Changes in midline thalamic recruiting responses in the prefrontal cortex of the rat during the development of chronic limbic seizures
Article first published online: 17 SEP 2008
Wiley Periodicals, Inc. © 2008 International League Against Epilepsy
Volume 50, Issue 3, pages 556–565, March 2009
How to Cite
Sloan, D. M. and Bertram III, E. H. (2009), Changes in midline thalamic recruiting responses in the prefrontal cortex of the rat during the development of chronic limbic seizures. Epilepsia, 50: 556–565. doi: 10.1111/j.1528-1167.2008.01790.x
- Issue published online: 4 MAR 2009
- Article first published online: 17 SEP 2008
- Accepted July 16, 2008; Early View publication September 17, 2008.
- Temporal lobe epilepsy;
- Prefrontal cortex;
- Recruiting response;
- Mediodorsal nucleus;
Purpose: Mesial temporal lobe epilepsy (MTLE) is a common form of epilepsy that affects the limbic system and is associated with decreases in memory and cognitive performance. The medial prefrontal cortex (PC) in rats, which has a role in memory, is associated with and linked anatomically to the limbic system, but it is unknown if and how MTLE affects the PC.
Methods: We evoked responses in vivo in the PC by electrical stimulation of the mediodorsal (MD) and reuniens (RE) nuclei of the thalamus at several time points following status epilepticus, before and after onset of spontaneous seizures. Kindled animals were used as additional controls for the effect of seizures that were independent of epilepsy.
Results: Epileptic animals had decreased response amplitudes and significantly reduced recruiting compared to controls, whereas kindled animals showed an increase in both measures. These changes were not associated with neuronal loss in the PC, although there was significant loss in both the MD and RE in the epileptic animals.
Conclusions: There is a significant reduction in the thalamically induced evoked responses in the PCs of epileptic animals.
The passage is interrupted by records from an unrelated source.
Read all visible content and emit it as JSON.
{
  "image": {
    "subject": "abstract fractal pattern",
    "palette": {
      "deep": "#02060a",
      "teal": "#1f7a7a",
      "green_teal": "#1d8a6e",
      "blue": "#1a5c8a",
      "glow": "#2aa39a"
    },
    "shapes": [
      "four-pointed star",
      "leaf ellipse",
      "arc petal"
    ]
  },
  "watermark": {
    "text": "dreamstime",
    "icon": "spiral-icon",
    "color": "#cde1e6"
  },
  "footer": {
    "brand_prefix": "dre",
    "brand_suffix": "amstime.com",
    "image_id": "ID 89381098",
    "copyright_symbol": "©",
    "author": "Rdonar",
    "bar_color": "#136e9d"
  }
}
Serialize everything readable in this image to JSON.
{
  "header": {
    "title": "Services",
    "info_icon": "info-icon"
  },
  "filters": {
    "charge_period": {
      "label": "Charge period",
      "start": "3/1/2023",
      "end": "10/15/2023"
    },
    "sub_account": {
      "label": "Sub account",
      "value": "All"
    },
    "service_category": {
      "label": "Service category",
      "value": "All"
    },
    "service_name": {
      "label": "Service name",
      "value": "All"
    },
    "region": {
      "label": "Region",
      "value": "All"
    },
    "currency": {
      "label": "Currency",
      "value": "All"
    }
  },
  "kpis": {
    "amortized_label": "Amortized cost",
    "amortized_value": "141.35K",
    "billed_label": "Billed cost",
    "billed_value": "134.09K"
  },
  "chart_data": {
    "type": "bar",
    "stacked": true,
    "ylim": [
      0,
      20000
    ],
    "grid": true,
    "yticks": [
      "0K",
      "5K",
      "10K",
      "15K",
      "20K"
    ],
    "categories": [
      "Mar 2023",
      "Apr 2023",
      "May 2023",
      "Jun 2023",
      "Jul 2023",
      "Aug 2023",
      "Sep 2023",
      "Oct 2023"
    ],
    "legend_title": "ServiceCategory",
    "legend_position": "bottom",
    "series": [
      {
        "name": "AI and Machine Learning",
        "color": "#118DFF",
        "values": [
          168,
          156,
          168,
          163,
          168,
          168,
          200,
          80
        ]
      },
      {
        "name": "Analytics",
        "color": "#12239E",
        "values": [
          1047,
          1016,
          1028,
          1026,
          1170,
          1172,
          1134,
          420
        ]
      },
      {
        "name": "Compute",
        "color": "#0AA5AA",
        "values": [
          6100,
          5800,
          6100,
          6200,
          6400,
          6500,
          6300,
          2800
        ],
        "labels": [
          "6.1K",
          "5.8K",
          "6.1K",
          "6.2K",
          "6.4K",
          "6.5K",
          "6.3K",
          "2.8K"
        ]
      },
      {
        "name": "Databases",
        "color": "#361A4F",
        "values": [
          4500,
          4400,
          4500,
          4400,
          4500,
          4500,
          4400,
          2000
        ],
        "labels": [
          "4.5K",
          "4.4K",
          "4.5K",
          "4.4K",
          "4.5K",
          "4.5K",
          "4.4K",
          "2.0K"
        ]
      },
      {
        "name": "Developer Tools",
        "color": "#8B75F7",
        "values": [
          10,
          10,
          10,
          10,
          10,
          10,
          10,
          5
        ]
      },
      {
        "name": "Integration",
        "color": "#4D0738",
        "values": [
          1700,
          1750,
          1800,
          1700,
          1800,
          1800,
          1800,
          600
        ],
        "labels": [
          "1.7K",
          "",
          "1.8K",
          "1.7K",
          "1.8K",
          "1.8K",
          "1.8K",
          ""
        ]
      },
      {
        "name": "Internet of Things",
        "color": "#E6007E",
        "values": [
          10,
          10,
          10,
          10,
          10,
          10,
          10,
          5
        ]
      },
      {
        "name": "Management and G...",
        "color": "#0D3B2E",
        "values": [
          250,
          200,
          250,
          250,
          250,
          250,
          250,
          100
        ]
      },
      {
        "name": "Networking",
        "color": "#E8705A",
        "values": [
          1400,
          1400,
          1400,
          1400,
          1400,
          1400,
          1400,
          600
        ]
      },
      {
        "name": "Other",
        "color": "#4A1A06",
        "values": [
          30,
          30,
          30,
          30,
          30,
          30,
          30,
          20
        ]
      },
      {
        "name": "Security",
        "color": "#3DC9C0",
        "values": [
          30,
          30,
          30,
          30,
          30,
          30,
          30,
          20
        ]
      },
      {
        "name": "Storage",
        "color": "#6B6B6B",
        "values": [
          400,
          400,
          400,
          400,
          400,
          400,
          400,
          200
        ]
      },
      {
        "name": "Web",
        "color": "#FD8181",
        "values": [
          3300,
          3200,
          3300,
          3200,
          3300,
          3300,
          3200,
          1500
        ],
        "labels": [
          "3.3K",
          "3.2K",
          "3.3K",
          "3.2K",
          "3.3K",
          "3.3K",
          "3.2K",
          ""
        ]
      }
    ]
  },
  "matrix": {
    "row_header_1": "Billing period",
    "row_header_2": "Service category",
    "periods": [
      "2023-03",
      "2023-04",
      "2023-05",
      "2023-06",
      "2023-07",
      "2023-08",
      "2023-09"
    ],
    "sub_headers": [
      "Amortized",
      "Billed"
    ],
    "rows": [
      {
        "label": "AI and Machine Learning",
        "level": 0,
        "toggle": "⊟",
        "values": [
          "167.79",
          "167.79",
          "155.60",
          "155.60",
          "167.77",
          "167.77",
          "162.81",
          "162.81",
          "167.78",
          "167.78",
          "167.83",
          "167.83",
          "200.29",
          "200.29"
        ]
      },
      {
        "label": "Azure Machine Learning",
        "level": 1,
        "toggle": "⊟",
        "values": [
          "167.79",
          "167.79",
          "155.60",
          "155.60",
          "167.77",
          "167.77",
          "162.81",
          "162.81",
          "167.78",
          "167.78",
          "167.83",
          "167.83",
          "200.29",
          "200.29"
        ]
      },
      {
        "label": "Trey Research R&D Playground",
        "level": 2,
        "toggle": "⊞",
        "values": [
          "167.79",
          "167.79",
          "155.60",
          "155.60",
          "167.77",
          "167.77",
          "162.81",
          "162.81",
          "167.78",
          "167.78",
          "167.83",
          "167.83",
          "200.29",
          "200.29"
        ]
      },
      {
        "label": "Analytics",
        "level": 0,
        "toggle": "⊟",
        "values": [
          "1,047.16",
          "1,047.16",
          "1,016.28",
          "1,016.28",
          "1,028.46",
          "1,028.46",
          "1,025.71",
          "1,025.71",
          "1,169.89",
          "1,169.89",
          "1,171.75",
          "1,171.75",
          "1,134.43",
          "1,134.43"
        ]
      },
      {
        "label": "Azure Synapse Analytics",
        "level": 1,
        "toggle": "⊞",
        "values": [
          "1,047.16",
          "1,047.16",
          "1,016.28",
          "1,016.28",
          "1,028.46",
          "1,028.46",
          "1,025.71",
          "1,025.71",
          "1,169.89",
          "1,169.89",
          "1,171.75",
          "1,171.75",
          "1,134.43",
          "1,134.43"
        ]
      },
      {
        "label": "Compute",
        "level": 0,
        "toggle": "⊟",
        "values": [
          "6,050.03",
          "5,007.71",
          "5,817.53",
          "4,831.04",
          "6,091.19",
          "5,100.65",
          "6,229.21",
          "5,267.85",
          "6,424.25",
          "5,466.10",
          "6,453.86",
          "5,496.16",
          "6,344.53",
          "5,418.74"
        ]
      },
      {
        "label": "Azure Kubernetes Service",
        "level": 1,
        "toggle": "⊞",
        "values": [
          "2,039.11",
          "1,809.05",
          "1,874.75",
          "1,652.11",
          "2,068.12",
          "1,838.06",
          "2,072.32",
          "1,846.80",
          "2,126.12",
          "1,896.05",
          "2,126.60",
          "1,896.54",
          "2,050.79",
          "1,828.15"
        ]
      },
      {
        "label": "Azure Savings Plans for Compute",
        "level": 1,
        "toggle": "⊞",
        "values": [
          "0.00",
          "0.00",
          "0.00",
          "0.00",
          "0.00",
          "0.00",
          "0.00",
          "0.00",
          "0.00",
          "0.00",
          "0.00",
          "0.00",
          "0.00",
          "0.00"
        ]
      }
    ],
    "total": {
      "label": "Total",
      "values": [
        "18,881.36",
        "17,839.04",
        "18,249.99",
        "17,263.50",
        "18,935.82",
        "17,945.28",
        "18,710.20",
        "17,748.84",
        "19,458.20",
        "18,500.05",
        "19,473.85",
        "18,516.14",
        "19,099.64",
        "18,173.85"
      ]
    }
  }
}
This finding suggests that physiologic dysfunction in MTLE extends beyond primary limbic circuits into areas without overt neuronal injury.